GOH Fang Ni, Life Sciences Major – AY 2018/19

Mammalian exposure to heavy metals in Singapore

Heavy metals are naturally occurring and so, therefore, is some environmental contamination. But human activities, especially mining, industry, traffic and waste disposal (to name four) are largely responsible for heavy metal pollution. And it’s a major problem. These metals tend to persist (don’t biodegrade) for a long time in soil and water. And in organisms if they take them up. Heavy metals tend to bioaccumulate (their levels increase in tissues faster than organisms can get rid of them) and biomagnify (levels increase at higher trophic levels). They may cause various diseases, compromise reproduction and be lethal. Of course, effects depend on the metal and dose, but some of these elements, notably mercury and lead, are highly toxic even at minute concentrations.
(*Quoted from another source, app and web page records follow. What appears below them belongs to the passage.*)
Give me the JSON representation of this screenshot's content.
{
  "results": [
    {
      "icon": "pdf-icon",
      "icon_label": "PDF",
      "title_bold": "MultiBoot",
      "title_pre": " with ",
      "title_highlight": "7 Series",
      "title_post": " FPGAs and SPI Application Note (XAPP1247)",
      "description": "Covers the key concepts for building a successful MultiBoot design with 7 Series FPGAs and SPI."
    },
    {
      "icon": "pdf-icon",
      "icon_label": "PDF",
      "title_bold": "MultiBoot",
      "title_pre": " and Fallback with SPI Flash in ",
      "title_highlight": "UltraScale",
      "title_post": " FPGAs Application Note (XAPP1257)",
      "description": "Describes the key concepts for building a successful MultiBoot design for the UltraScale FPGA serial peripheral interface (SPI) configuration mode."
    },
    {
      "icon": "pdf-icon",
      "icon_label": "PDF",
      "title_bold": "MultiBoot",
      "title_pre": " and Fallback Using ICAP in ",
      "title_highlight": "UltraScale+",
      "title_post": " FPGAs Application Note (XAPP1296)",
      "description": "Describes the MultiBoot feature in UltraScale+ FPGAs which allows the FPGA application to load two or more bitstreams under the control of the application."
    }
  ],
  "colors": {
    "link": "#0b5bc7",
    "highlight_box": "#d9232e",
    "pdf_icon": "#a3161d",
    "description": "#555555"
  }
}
To date, knowledge of this issue in urban areas comes mainly from studies in the temperate zone – indeed, there are none of exposure of mammals to these metals in tropical cities, and Singapore (SG) offers a unique and informative context for this question.

As the world’s only fully urbanised tropical nation, we expect the usual urban-related sources of emissions. But SG has other major potential sources. Like the world’s second largest maritime port (shipping can produce substantial emissions) and four airports and air bases, including one of the world’s busiest (aviation is another big source). It has offshore oil refineries (which also emit heavy metals) and high road density (a key determinant of soil contamination).

All these activities occur within an area of less than 1 400 km2 including SG’s land and territorial waters, so SG should present an extreme case in the number and density of heavy metal sources. And local studies have found significant biotic uptake, for example in lichens. Ultimately, SG is an ideal context to test the hypothesis that increasing urbanisation has increased inputs of heavy metals to the environment, thereby increasing mammalian exposure.

This is what Fang Ni set out to do, using non-invasive sampling – specifically fur. She collected historic samples (pre-urbanisation) from museum specimens and present day ones from a local animal rescue centre and subjected them to inductively coupled plasma mass spectrometry (ICP-MS), which she performed in the lab of Prof Sam LI who so kindly facilitated this project, including by bringing in his awesome research staff.

Left: Fang Ni in the lab.

Right: Levels of four metals (not Mn or Ni) changed over time. But Cu, Zn and Pb declined. That’s unexpected because these three metals constitute the quintessential urban triplet.

Next, we expected higher trophic guilds (e.g., carnivores) to have the highest levels. But look at these charts, showing mean levels. The only metal this happens with is Cr (and not significantly – that’s why the same letter appears above all three standard error bars). Meanwhile, Cu, Zn and Pb do differ significantly among guilds but peak in herbivores, which is surprising and doesn’t support a hypothesis of biomagnification.

Since September 2019, Fang Ni has been at Imperial College London, where she is completing a master’s degree in ecology, evolution and conservation.